* WORK INSTRUCTION
Reproduce the listing below in full and exactly; no pictures belong in the copy.

* DATA FOR REVIEW
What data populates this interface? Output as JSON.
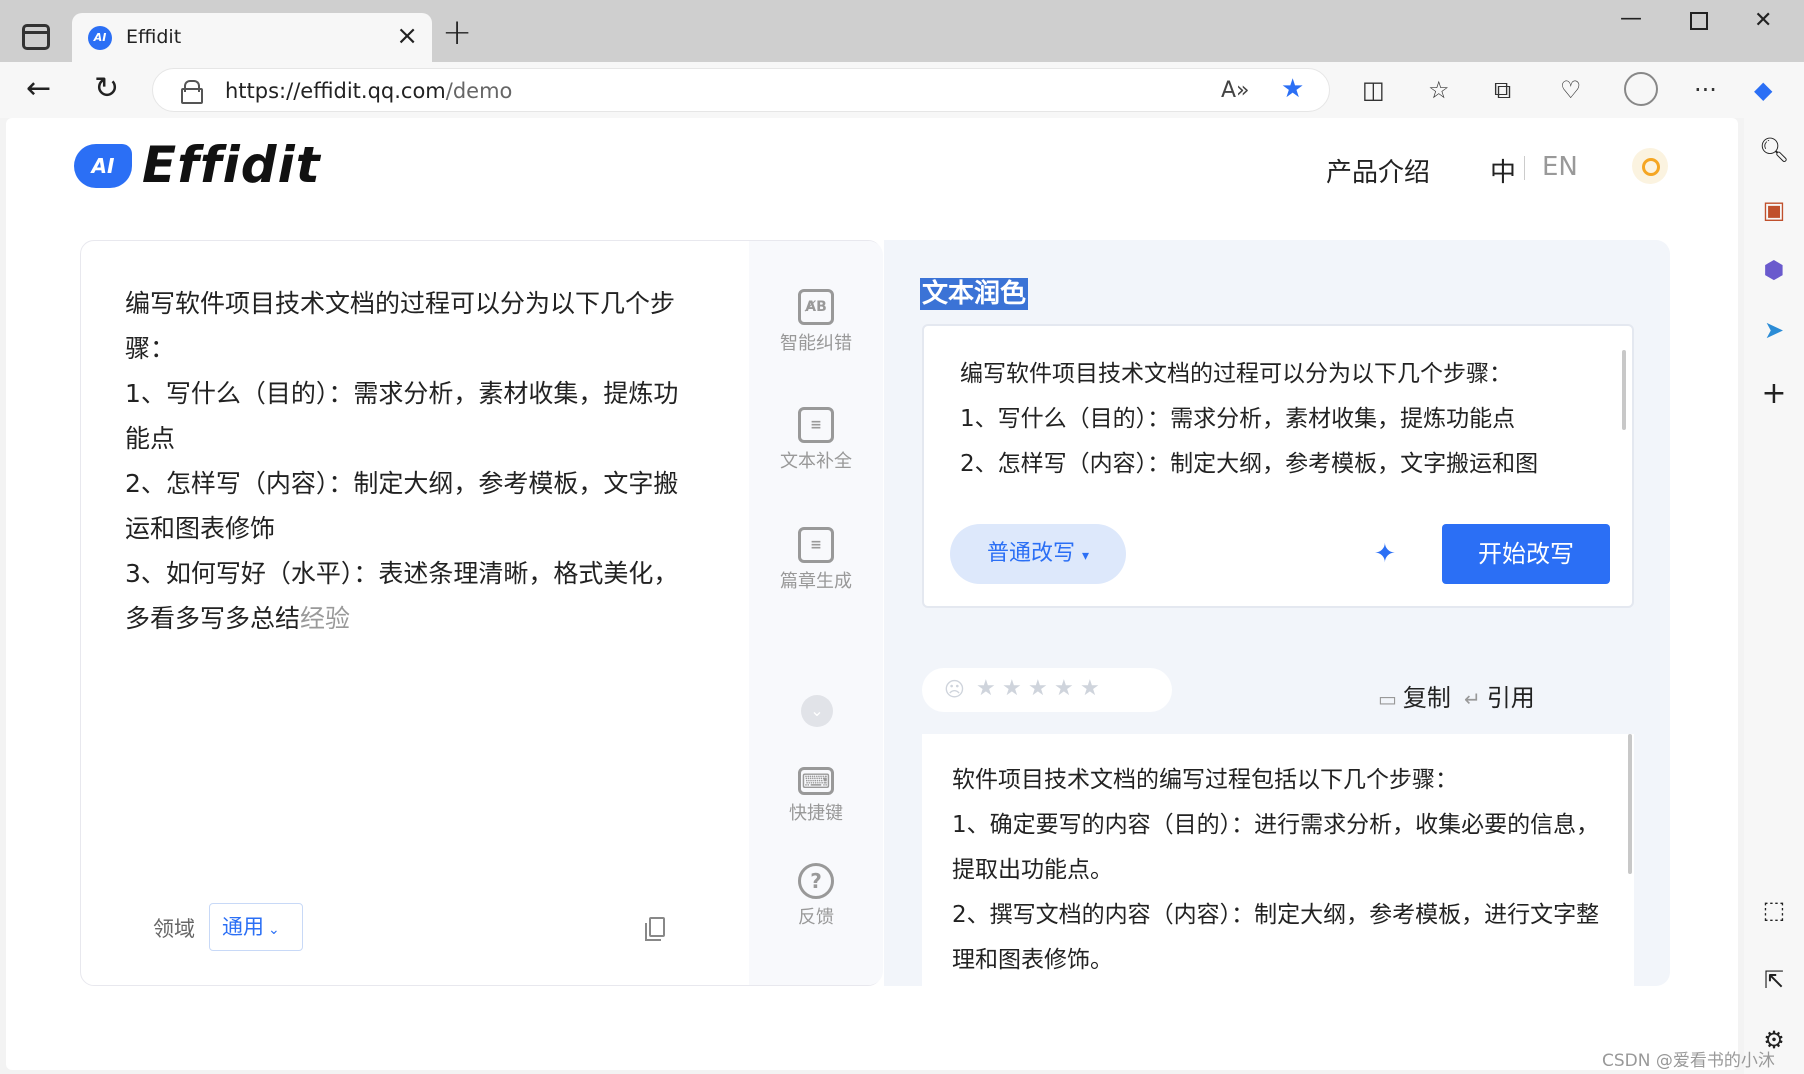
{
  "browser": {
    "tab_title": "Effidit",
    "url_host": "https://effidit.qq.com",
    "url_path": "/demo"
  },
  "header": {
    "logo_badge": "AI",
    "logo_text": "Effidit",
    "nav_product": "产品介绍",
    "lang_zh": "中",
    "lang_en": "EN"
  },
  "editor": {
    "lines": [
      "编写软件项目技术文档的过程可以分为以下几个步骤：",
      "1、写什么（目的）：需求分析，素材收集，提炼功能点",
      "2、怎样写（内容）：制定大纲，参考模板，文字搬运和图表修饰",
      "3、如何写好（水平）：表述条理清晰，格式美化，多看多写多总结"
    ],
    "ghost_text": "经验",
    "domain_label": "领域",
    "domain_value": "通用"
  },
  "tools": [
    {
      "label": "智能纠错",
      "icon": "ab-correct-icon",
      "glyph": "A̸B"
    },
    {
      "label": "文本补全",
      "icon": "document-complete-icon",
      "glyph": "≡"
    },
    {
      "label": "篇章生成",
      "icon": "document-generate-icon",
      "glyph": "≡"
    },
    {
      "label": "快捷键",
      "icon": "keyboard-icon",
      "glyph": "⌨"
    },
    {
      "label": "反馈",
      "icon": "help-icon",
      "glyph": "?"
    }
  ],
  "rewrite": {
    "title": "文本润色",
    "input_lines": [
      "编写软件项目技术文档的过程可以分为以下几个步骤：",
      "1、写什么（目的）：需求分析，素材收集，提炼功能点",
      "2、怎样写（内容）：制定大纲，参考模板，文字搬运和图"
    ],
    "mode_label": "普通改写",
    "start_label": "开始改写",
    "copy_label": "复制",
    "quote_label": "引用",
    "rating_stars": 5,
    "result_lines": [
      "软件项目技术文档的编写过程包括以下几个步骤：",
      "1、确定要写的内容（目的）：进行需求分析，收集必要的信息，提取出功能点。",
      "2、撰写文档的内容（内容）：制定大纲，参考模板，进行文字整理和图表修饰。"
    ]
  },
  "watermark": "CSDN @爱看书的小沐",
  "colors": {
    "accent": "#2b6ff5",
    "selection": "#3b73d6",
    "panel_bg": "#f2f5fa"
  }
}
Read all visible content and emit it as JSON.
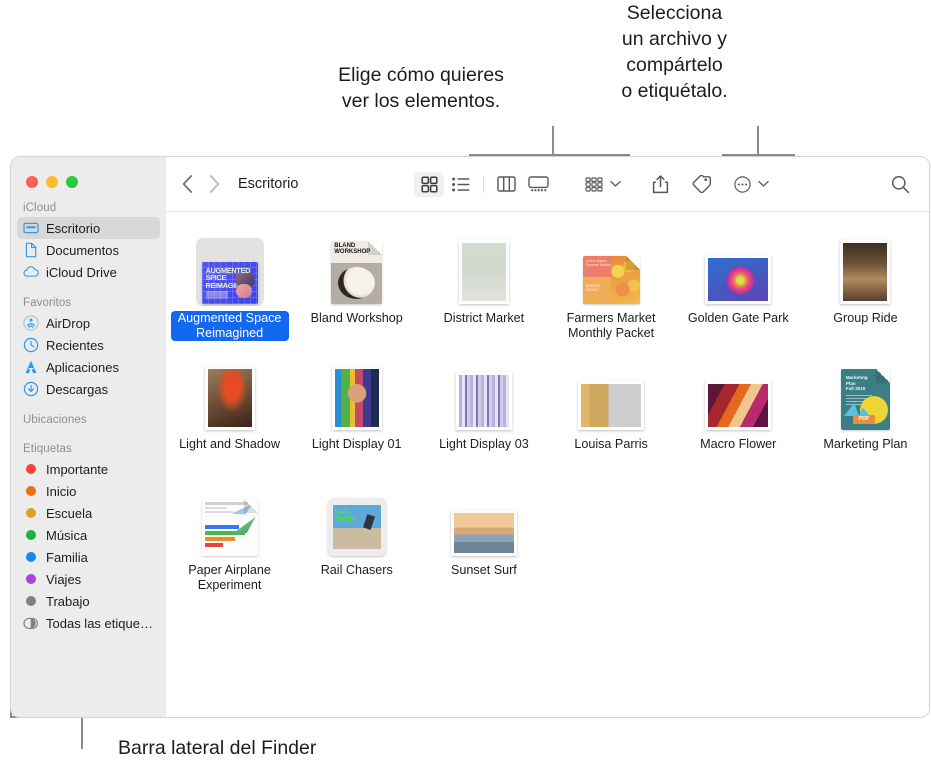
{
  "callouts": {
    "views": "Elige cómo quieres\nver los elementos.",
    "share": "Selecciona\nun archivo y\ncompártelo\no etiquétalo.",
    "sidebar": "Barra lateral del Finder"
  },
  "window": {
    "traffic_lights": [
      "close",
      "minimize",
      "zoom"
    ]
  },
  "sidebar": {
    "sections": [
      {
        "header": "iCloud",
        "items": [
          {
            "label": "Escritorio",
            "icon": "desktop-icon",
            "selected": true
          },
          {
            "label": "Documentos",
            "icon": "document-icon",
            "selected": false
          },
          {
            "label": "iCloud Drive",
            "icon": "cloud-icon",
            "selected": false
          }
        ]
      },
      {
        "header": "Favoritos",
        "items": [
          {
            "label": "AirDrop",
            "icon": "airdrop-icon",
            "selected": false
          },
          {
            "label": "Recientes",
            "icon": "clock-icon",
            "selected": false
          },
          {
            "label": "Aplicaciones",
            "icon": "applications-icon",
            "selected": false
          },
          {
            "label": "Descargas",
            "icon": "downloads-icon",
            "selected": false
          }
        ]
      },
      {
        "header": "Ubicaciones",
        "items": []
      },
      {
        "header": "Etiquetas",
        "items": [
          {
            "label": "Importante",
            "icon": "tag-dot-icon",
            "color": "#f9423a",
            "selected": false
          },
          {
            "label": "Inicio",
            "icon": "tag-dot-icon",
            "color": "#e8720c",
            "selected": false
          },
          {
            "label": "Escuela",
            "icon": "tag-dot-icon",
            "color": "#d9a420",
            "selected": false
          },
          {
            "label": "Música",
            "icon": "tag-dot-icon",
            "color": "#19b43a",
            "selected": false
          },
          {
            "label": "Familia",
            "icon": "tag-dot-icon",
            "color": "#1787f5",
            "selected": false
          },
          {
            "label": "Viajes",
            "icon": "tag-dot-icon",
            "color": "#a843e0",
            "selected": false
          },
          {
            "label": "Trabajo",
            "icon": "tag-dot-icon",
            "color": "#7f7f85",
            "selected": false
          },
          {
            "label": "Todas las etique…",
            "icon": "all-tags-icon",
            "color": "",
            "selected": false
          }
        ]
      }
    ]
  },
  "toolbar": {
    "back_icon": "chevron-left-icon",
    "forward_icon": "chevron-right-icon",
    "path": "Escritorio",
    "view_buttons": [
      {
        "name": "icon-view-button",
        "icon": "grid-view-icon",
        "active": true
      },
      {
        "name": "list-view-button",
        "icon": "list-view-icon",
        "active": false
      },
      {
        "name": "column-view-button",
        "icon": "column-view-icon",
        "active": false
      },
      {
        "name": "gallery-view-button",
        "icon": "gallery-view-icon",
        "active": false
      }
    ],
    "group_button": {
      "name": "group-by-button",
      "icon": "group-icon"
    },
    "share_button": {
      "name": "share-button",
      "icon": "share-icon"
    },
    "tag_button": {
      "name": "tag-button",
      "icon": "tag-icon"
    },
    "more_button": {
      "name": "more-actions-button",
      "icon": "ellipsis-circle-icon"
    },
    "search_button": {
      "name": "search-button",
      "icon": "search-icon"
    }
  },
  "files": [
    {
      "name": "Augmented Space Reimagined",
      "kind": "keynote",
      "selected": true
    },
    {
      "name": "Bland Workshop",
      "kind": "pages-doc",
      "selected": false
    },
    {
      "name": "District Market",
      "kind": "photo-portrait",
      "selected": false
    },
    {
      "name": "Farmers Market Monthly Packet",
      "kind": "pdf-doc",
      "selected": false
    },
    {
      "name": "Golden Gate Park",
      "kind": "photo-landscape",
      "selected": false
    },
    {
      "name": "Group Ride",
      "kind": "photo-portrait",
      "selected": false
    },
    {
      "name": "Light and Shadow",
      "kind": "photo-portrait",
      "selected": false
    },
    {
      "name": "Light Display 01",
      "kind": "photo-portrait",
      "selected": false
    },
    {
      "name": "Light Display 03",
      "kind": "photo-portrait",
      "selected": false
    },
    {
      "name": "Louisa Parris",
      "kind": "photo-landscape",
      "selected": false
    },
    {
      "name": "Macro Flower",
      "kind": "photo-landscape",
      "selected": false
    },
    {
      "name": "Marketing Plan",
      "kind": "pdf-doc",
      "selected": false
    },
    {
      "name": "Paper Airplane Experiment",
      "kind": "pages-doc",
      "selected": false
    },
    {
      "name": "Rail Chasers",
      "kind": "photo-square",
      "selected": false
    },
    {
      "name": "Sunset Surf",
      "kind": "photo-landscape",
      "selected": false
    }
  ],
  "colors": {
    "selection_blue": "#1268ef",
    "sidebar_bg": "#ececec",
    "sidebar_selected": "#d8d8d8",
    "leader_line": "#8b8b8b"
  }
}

* WRITTEN SOLUTION
What data populates this interface? Output as JSON.
{
  "browser": {
    "tab_title": "Effidit",
    "url_host": "https://effidit.qq.com",
    "url_path": "/demo"
  },
  "header": {
    "logo_badge": "AI",
    "logo_text": "Effidit",
    "nav_product": "产品介绍",
    "lang_zh": "中",
    "lang_en": "EN"
  },
  "editor": {
    "lines": [
      "编写软件项目技术文档的过程可以分为以下几个步骤：",
      "1、写什么（目的）：需求分析，素材收集，提炼功能点",
      "2、怎样写（内容）：制定大纲，参考模板，文字搬运和图表修饰",
      "3、如何写好（水平）：表述条理清晰，格式美化，多看多写多总结"
    ],
    "ghost_text": "经验",
    "domain_label": "领域",
    "domain_value": "通用"
  },
  "tools": [
    {
      "label": "智能纠错",
      "icon": "ab-correct-icon",
      "glyph": "A̸B"
    },
    {
      "label": "文本补全",
      "icon": "document-complete-icon",
      "glyph": "≡"
    },
    {
      "label": "篇章生成",
      "icon": "document-generate-icon",
      "glyph": "≡"
    },
    {
      "label": "快捷键",
      "icon": "keyboard-icon",
      "glyph": "⌨"
    },
    {
      "label": "反馈",
      "icon": "help-icon",
      "glyph": "?"
    }
  ],
  "rewrite": {
    "title": "文本润色",
    "input_lines": [
      "编写软件项目技术文档的过程可以分为以下几个步骤：",
      "1、写什么（目的）：需求分析，素材收集，提炼功能点",
      "2、怎样写（内容）：制定大纲，参考模板，文字搬运和图"
    ],
    "mode_label": "普通改写",
    "start_label": "开始改写",
    "copy_label": "复制",
    "quote_label": "引用",
    "rating_stars": 5,
    "result_lines": [
      "软件项目技术文档的编写过程包括以下几个步骤：",
      "1、确定要写的内容（目的）：进行需求分析，收集必要的信息，提取出功能点。",
      "2、撰写文档的内容（内容）：制定大纲，参考模板，进行文字整理和图表修饰。"
    ]
  },
  "watermark": "CSDN @爱看书的小沐",
  "colors": {
    "accent": "#2b6ff5",
    "selection": "#3b73d6",
    "panel_bg": "#f2f5fa"
  }
}
Read all visible content and emit it as JSON.
{
  "callouts": {
    "views": "Elige cómo quieres\nver los elementos.",
    "share": "Selecciona\nun archivo y\ncompártelo\no etiquétalo.",
    "sidebar": "Barra lateral del Finder"
  },
  "window": {
    "traffic_lights": [
      "close",
      "minimize",
      "zoom"
    ]
  },
  "sidebar": {
    "sections": [
      {
        "header": "iCloud",
        "items": [
          {
            "label": "Escritorio",
            "icon": "desktop-icon",
            "selected": true
          },
          {
            "label": "Documentos",
            "icon": "document-icon",
            "selected": false
          },
          {
            "label": "iCloud Drive",
            "icon": "cloud-icon",
            "selected": false
          }
        ]
      },
      {
        "header": "Favoritos",
        "items": [
          {
            "label": "AirDrop",
            "icon": "airdrop-icon",
            "selected": false
          },
          {
            "label": "Recientes",
            "icon": "clock-icon",
            "selected": false
          },
          {
            "label": "Aplicaciones",
            "icon": "applications-icon",
            "selected": false
          },
          {
            "label": "Descargas",
            "icon": "downloads-icon",
            "selected": false
          }
        ]
      },
      {
        "header": "Ubicaciones",
        "items": []
      },
      {
        "header": "Etiquetas",
        "items": [
          {
            "label": "Importante",
            "icon": "tag-dot-icon",
            "color": "#f9423a",
            "selected": false
          },
          {
            "label": "Inicio",
            "icon": "tag-dot-icon",
            "color": "#e8720c",
            "selected": false
          },
          {
            "label": "Escuela",
            "icon": "tag-dot-icon",
            "color": "#d9a420",
            "selected": false
          },
          {
            "label": "Música",
            "icon": "tag-dot-icon",
            "color": "#19b43a",
            "selected": false
          },
          {
            "label": "Familia",
            "icon": "tag-dot-icon",
            "color": "#1787f5",
            "selected": false
          },
          {
            "label": "Viajes",
            "icon": "tag-dot-icon",
            "color": "#a843e0",
            "selected": false
          },
          {
            "label": "Trabajo",
            "icon": "tag-dot-icon",
            "color": "#7f7f85",
            "selected": false
          },
          {
            "label": "Todas las etique…",
            "icon": "all-tags-icon",
            "color": "",
            "selected": false
          }
        ]
      }
    ]
  },
  "toolbar": {
    "back_icon": "chevron-left-icon",
    "forward_icon": "chevron-right-icon",
    "path": "Escritorio",
    "view_buttons": [
      {
        "name": "icon-view-button",
        "icon": "grid-view-icon",
        "active": true
      },
      {
        "name": "list-view-button",
        "icon": "list-view-icon",
        "active": false
      },
      {
        "name": "column-view-button",
        "icon": "column-view-icon",
        "active": false
      },
      {
        "name": "gallery-view-button",
        "icon": "gallery-view-icon",
        "active": false
      }
    ],
    "group_button": {
      "name": "group-by-button",
      "icon": "group-icon"
    },
    "share_button": {
      "name": "share-button",
      "icon": "share-icon"
    },
    "tag_button": {
      "name": "tag-button",
      "icon": "tag-icon"
    },
    "more_button": {
      "name": "more-actions-button",
      "icon": "ellipsis-circle-icon"
    },
    "search_button": {
      "name": "search-button",
      "icon": "search-icon"
    }
  },
  "files": [
    {
      "name": "Augmented Space Reimagined",
      "kind": "keynote",
      "selected": true
    },
    {
      "name": "Bland Workshop",
      "kind": "pages-doc",
      "selected": false
    },
    {
      "name": "District Market",
      "kind": "photo-portrait",
      "selected": false
    },
    {
      "name": "Farmers Market Monthly Packet",
      "kind": "pdf-doc",
      "selected": false
    },
    {
      "name": "Golden Gate Park",
      "kind": "photo-landscape",
      "selected": false
    },
    {
      "name": "Group Ride",
      "kind": "photo-portrait",
      "selected": false
    },
    {
      "name": "Light and Shadow",
      "kind": "photo-portrait",
      "selected": false
    },
    {
      "name": "Light Display 01",
      "kind": "photo-portrait",
      "selected": false
    },
    {
      "name": "Light Display 03",
      "kind": "photo-portrait",
      "selected": false
    },
    {
      "name": "Louisa Parris",
      "kind": "photo-landscape",
      "selected": false
    },
    {
      "name": "Macro Flower",
      "kind": "photo-landscape",
      "selected": false
    },
    {
      "name": "Marketing Plan",
      "kind": "pdf-doc",
      "selected": false
    },
    {
      "name": "Paper Airplane Experiment",
      "kind": "pages-doc",
      "selected": false
    },
    {
      "name": "Rail Chasers",
      "kind": "photo-square",
      "selected": false
    },
    {
      "name": "Sunset Surf",
      "kind": "photo-landscape",
      "selected": false
    }
  ],
  "colors": {
    "selection_blue": "#1268ef",
    "sidebar_bg": "#ececec",
    "sidebar_selected": "#d8d8d8",
    "leader_line": "#8b8b8b"
  }
}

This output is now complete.